Here is our next question: Can police detain someone to issue a criminal trespass warning if they leave the location after being warned?
I’ll explain what’s kind of going on here. This officer is in Texas. He asks: If a business owner or homeowner has told a subject to leave their property, and that subject complied with their request to leave immediately, can the owner still get them criminally trespassed?
Are we allowed under the Fourth Amendment to stop the subject subject, identify them and issue that criminal trespass warning? Would the answer change if they didn’t comply the first time they were asked?
Now, sometimes the answer depends on state criminal law. Constitutionally, I think the best answer is, if the person has complied with the order to leave the property, don’t detain them.
You, as a law enforcement officer, are allowed to detain people under two conditions: One, with reasonable suspicion and Two, with probable cause.

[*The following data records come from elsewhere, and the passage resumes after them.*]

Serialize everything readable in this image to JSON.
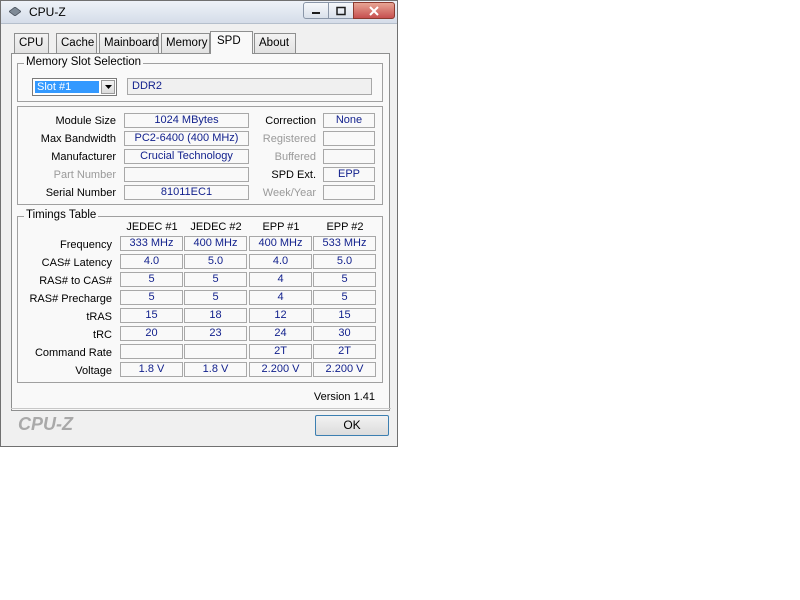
{
  "window": {
    "title": "CPU-Z"
  },
  "tabs": [
    {
      "label": "CPU"
    },
    {
      "label": "Cache"
    },
    {
      "label": "Mainboard"
    },
    {
      "label": "Memory"
    },
    {
      "label": "SPD"
    },
    {
      "label": "About"
    }
  ],
  "active_tab": "SPD",
  "slot_selection": {
    "group_label": "Memory Slot Selection",
    "selected_slot": "Slot #1",
    "memory_type": "DDR2"
  },
  "module_info": {
    "module_size": {
      "label": "Module Size",
      "value": "1024 MBytes"
    },
    "max_bandwidth": {
      "label": "Max Bandwidth",
      "value": "PC2-6400 (400 MHz)"
    },
    "manufacturer": {
      "label": "Manufacturer",
      "value": "Crucial Technology"
    },
    "part_number": {
      "label": "Part Number",
      "value": ""
    },
    "serial_number": {
      "label": "Serial Number",
      "value": "81011EC1"
    },
    "correction": {
      "label": "Correction",
      "value": "None"
    },
    "registered": {
      "label": "Registered",
      "value": ""
    },
    "buffered": {
      "label": "Buffered",
      "value": ""
    },
    "spd_ext": {
      "label": "SPD Ext.",
      "value": "EPP"
    },
    "week_year": {
      "label": "Week/Year",
      "value": ""
    }
  },
  "timings": {
    "group_label": "Timings Table",
    "columns": [
      "JEDEC #1",
      "JEDEC #2",
      "EPP #1",
      "EPP #2"
    ],
    "rows": [
      {
        "label": "Frequency",
        "values": [
          "333 MHz",
          "400 MHz",
          "400 MHz",
          "533 MHz"
        ]
      },
      {
        "label": "CAS# Latency",
        "values": [
          "4.0",
          "5.0",
          "4.0",
          "5.0"
        ]
      },
      {
        "label": "RAS# to CAS#",
        "values": [
          "5",
          "5",
          "4",
          "5"
        ]
      },
      {
        "label": "RAS# Precharge",
        "values": [
          "5",
          "5",
          "4",
          "5"
        ]
      },
      {
        "label": "tRAS",
        "values": [
          "15",
          "18",
          "12",
          "15"
        ]
      },
      {
        "label": "tRC",
        "values": [
          "20",
          "23",
          "24",
          "30"
        ]
      },
      {
        "label": "Command Rate",
        "values": [
          "",
          "",
          "2T",
          "2T"
        ]
      },
      {
        "label": "Voltage",
        "values": [
          "1.8 V",
          "1.8 V",
          "2.200 V",
          "2.200 V"
        ]
      }
    ]
  },
  "footer": {
    "version": "Version 1.41",
    "brand": "CPU-Z",
    "ok_label": "OK"
  },
  "colors": {
    "value_text": "#101f8c",
    "close_button": "#c75050",
    "selection": "#3399ff"
  }
}
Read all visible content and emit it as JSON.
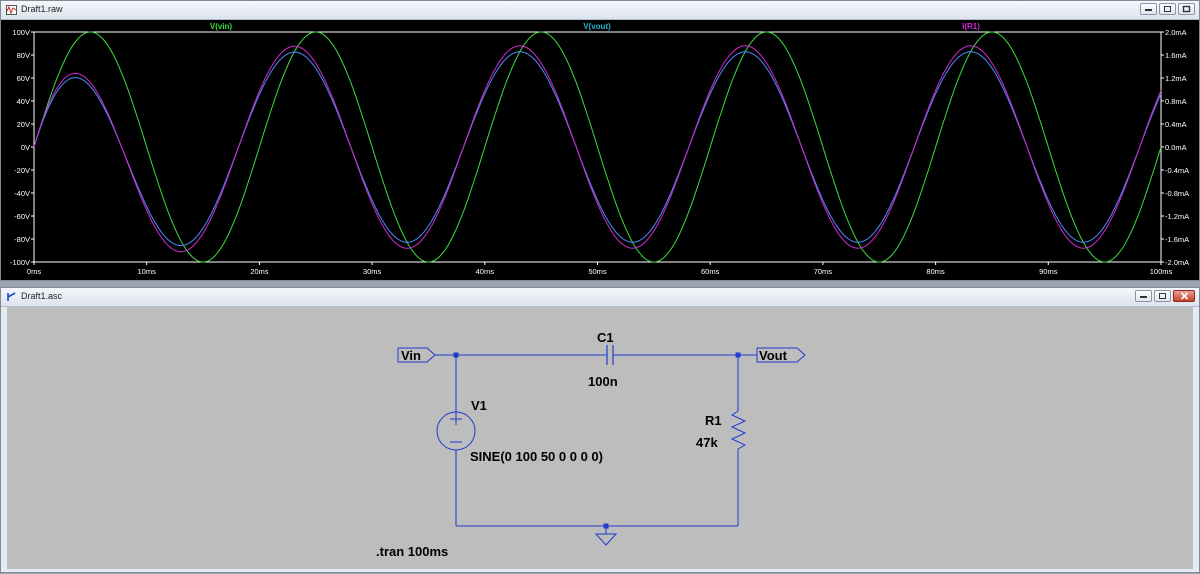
{
  "plot_window": {
    "title": "Draft1.raw",
    "trace_labels": [
      "V(vin)",
      "V(vout)",
      "I(R1)"
    ],
    "trace_colors": {
      "vin": "#3ddc3d",
      "vout": "#4a8cff",
      "ir1": "#d22ad2"
    },
    "left_axis_labels": [
      "100V",
      "80V",
      "60V",
      "40V",
      "20V",
      "0V",
      "-20V",
      "-40V",
      "-60V",
      "-80V",
      "-100V"
    ],
    "right_axis_labels": [
      "2.0mA",
      "1.6mA",
      "1.2mA",
      "0.8mA",
      "0.4mA",
      "0.0mA",
      "-0.4mA",
      "-0.8mA",
      "-1.2mA",
      "-1.6mA",
      "-2.0mA"
    ],
    "x_axis_labels": [
      "0ms",
      "10ms",
      "20ms",
      "30ms",
      "40ms",
      "50ms",
      "60ms",
      "70ms",
      "80ms",
      "90ms",
      "100ms"
    ]
  },
  "chart_data": {
    "type": "line",
    "title": "",
    "x_unit": "ms",
    "xlim": [
      0,
      100
    ],
    "ylim_left": [
      -100,
      100
    ],
    "ylim_right": [
      -2.0,
      2.0
    ],
    "left_unit": "V",
    "right_unit": "mA",
    "grid": false,
    "series": [
      {
        "name": "V(vin)",
        "axis": "left",
        "color": "#3ddc3d",
        "amplitude": 100,
        "frequency_hz": 50,
        "phase_deg": 0
      },
      {
        "name": "V(vout)",
        "axis": "left",
        "color": "#4a8cff",
        "amplitude": 82.8,
        "frequency_hz": 50,
        "phase_deg": 34,
        "starts_at_zero": true
      },
      {
        "name": "I(R1)",
        "axis": "right",
        "color": "#d22ad2",
        "amplitude": 1.76,
        "frequency_hz": 50,
        "phase_deg": 34,
        "starts_at_zero": true
      }
    ]
  },
  "schematic_window": {
    "title": "Draft1.asc",
    "components": {
      "c1_name": "C1",
      "c1_value": "100n",
      "v1_name": "V1",
      "v1_value": "SINE(0 100 50 0 0 0 0)",
      "r1_name": "R1",
      "r1_value": "47k"
    },
    "net_labels": {
      "vin": "Vin",
      "vout": "Vout"
    },
    "directive": ".tran 100ms"
  }
}
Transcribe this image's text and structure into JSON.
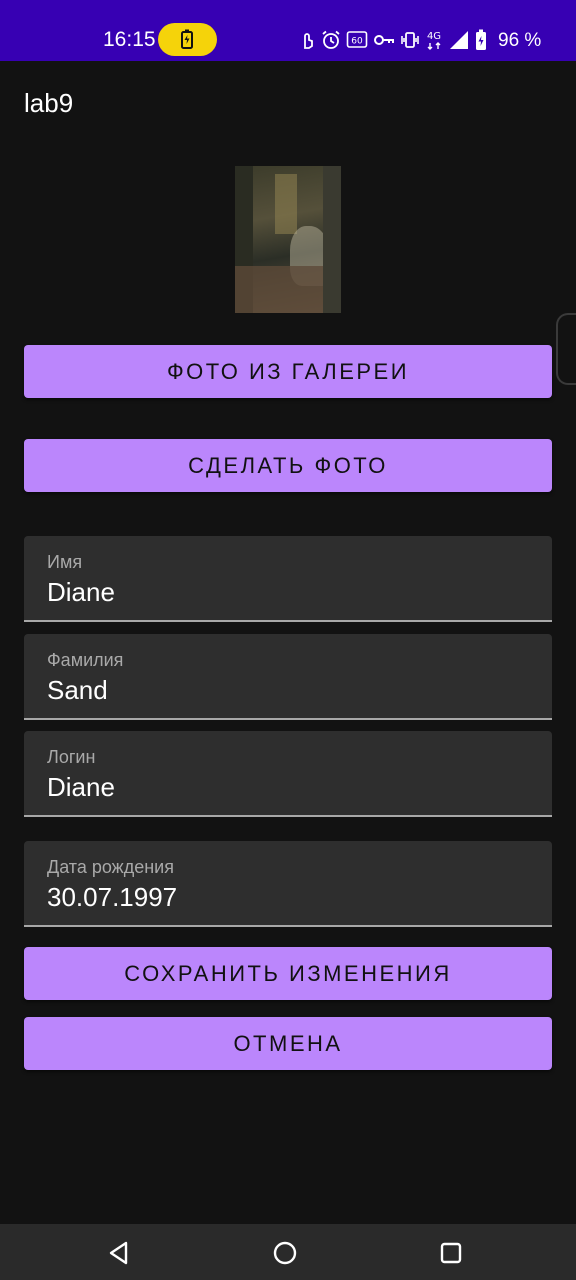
{
  "status_bar": {
    "time": "16:15",
    "battery_percent": "96 %",
    "icons": [
      "battery-charging-icon",
      "touch-icon",
      "alarm-icon",
      "60hz-icon",
      "key-icon",
      "vibrate-icon",
      "4g-icon",
      "signal-icon",
      "battery-icon"
    ],
    "network_label": "4G",
    "refresh_label": "60"
  },
  "app": {
    "title": "lab9"
  },
  "photo": {
    "label": "profile photo"
  },
  "buttons": {
    "gallery": "ФОТО ИЗ ГАЛЕРЕИ",
    "camera": "СДЕЛАТЬ ФОТО",
    "save": "СОХРАНИТЬ ИЗМЕНЕНИЯ",
    "cancel": "ОТМЕНА"
  },
  "fields": {
    "first_name": {
      "label": "Имя",
      "value": "Diane"
    },
    "last_name": {
      "label": "Фамилия",
      "value": "Sand"
    },
    "login": {
      "label": "Логин",
      "value": "Diane"
    },
    "birth_date": {
      "label": "Дата рождения",
      "value": "30.07.1997"
    }
  },
  "nav_bar": {
    "icons": [
      "back-icon",
      "home-icon",
      "recents-icon"
    ]
  },
  "colors": {
    "status_bar": "#3700b3",
    "accent": "#bb86fc",
    "background": "#121212",
    "field_bg": "#2e2e2e",
    "charge_pill": "#f5d30a"
  }
}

You don’t have probable cause here, because the person immediately complied. They left, as they are supposed to. And you don’t have reasonable suspicion here, because you don’t have any facts or circumstances that would lead a reasonable police officer to believe that criminal activity is afoot. So why would you detain them?

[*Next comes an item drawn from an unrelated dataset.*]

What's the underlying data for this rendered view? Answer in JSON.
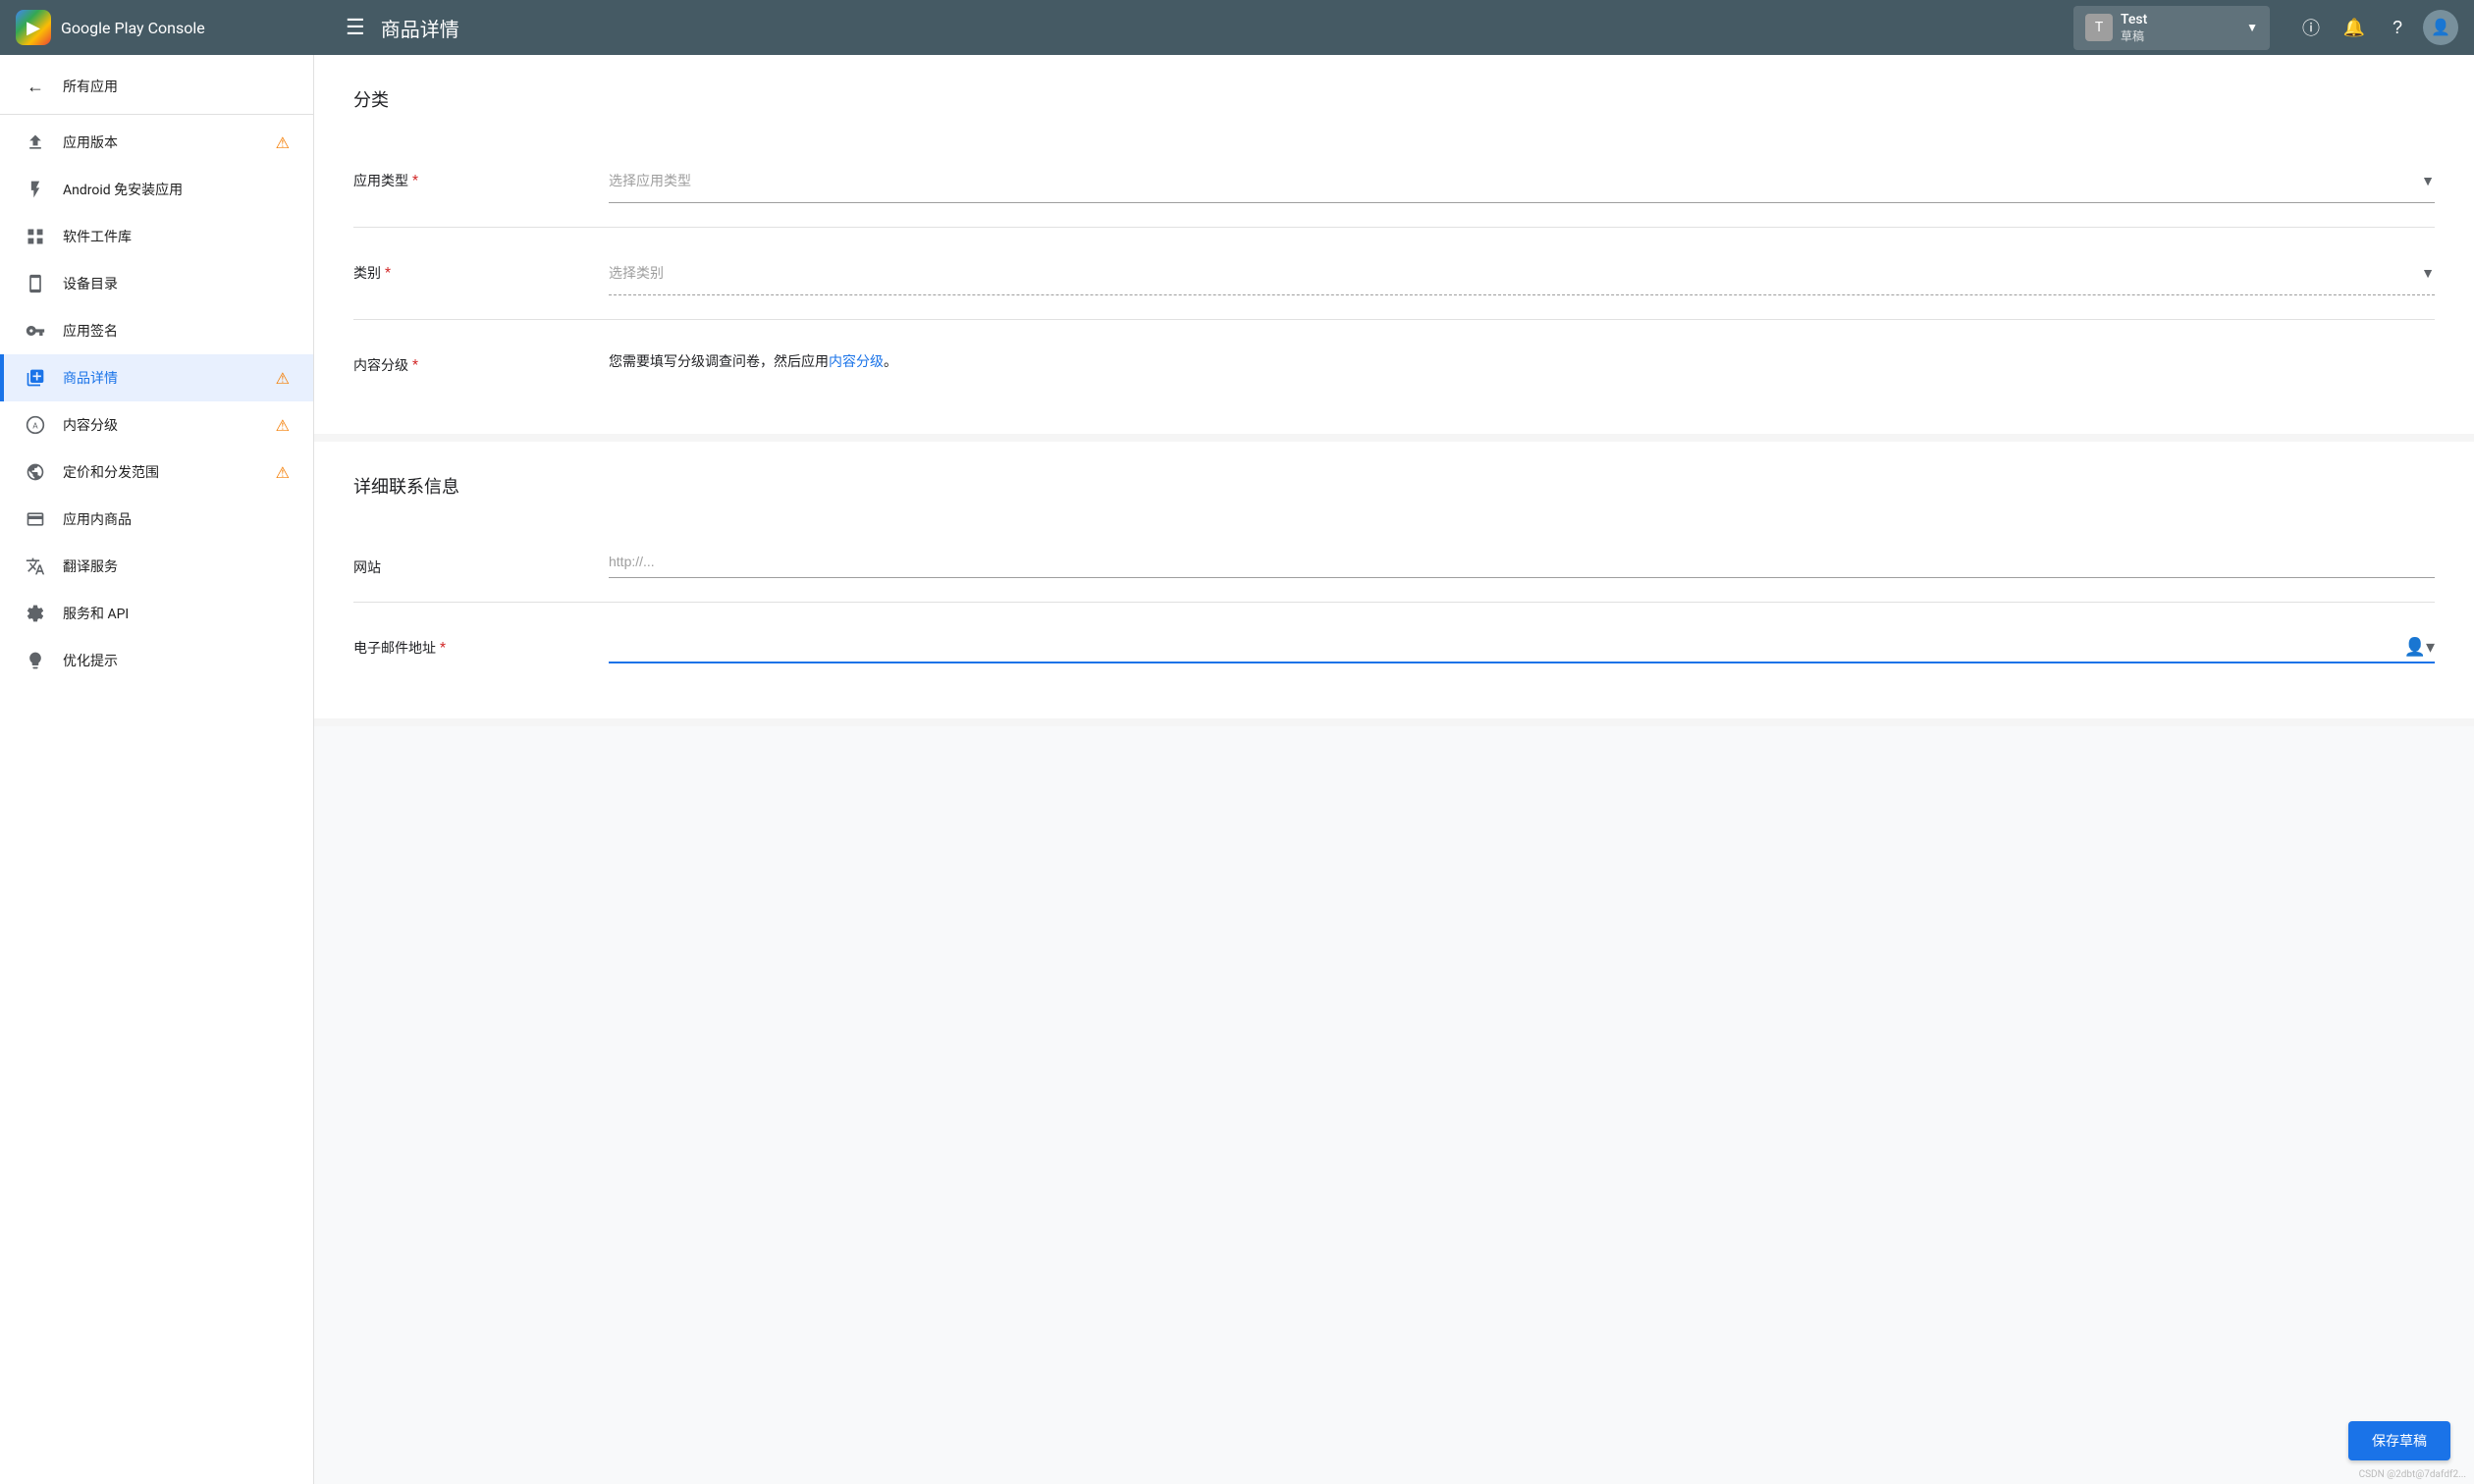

Can you try to engage in a consensual encounter? Yes. But why wouldn’t they come back? And how do we prove that? Let the landowner prove that, if maybe they got video, maybe they took a picture.
You can’t get involved and use your police power for this issue. In my view, it’s not a police issue. If the guy comes back, let that landowner explain to the police how this person has already previously trespassed, and what proof they have. That’s on them.
Now, I think it does change if the person actually did violate the law, in the sense of “I’m staying here.” And then, finally, the landlord’s saying, “Well, I’m calling the cops.”
There’s a fair probability based on the facts and circumstances that you know, at this time, that they have violated the law if they did not leave and they committed some form of criminal trespassing. Do I believe that you can stop them and potentially identify them? The answer is, “yes,” because these criminal trespass laws do not require that the that the victim wants to prosecute.
If you look at these these trespass laws, they normally say something like, “After a sufficient warning, if the person refuses to leave the property, that equals a criminal trespass.” That’s what it says. It does not say, “and you have to have a landowner willing to press charges.”
Now, in reality, if you do not have a landowner willing to participate and cooperate and press charges, then cops usually don’t take any enforcement action. Even if they did, the prosecutor is probably going to throw out the charges because they need a witness.
That’s a different issue. Remember to separate those two out. We are talking about what happens on the street versus what happens in court.
What happens on the street, if you have probable cause that the person violated the law, is you are allowed to conduct an investigation. So if you want to stop them, then stop them.
Now let’s talk about my (Anthony’s) best practice. If you have a landowner saying, “I don’t want to press charges, I just want them identified and so forth,” I would not get involved. I’m sorry, but I just would not get involved. It’s not worth it to me with these very minor cases.
I’m not saying I wouldn’t try to have a consensual encounter with the person as in; “Hey, can I talk to you for a second?” But if the guy says to pound sand, why am I putting my badge on the line here for this landowner who doesn’t want to press charges? You feel what I’m saying here, right?
Do I want to put my badge on the line here, use force on this guy, put some hands on him all because some landowner just wants his information? No, I’m not Pinkerton. I’m not a private security force. I’m a police officer, right? I’m not putting hands on people just because someone wants this guy’s name. That’s what I would do; I would let him go.
Alright, I hope it helps move the ball forward. Use good judgment. That’s my mantra here, and that’s my motto. My mantra is, “Let’s make good case law.” Let’s not give courts any extra reason to not support what we’re doing out there. Use good judgment. That’s for a guy committing a serious crime and so forth. That’s totally different.
Alright. This officer says, “I appreciate all you do. Great stuff! It really helps educate us and helps us remain constitutional.” And I thank you for that feedback. Before you leave, share with your friends, I appreciate it. Try to get this forum used by as many cops as possible. Until next time, my friends stay safe.